> **TASK STATEMENT**
The job is to find each line in the entries holding the string "icon" and copy that line.

┄┄┄┄┄┄┄┄┄┄┄┄┄┄┄┄┄┄┄┄

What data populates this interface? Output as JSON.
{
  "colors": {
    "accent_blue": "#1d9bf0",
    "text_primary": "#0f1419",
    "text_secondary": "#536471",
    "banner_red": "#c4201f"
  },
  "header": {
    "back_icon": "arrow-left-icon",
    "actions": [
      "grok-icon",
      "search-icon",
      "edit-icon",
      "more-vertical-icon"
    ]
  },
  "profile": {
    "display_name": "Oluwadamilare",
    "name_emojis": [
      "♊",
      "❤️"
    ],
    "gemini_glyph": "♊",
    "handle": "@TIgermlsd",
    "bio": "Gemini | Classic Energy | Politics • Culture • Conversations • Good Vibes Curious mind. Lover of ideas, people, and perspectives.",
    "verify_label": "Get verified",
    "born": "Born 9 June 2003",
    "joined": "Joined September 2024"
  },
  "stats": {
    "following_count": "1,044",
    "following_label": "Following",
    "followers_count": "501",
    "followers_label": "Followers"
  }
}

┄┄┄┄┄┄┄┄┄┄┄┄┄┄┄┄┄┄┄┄

> **WRITTEN RESPONSE**
    "back_icon": "arrow-left-icon",
      "grok-icon",
      "search-icon",
      "edit-icon",
      "more-vertical-icon"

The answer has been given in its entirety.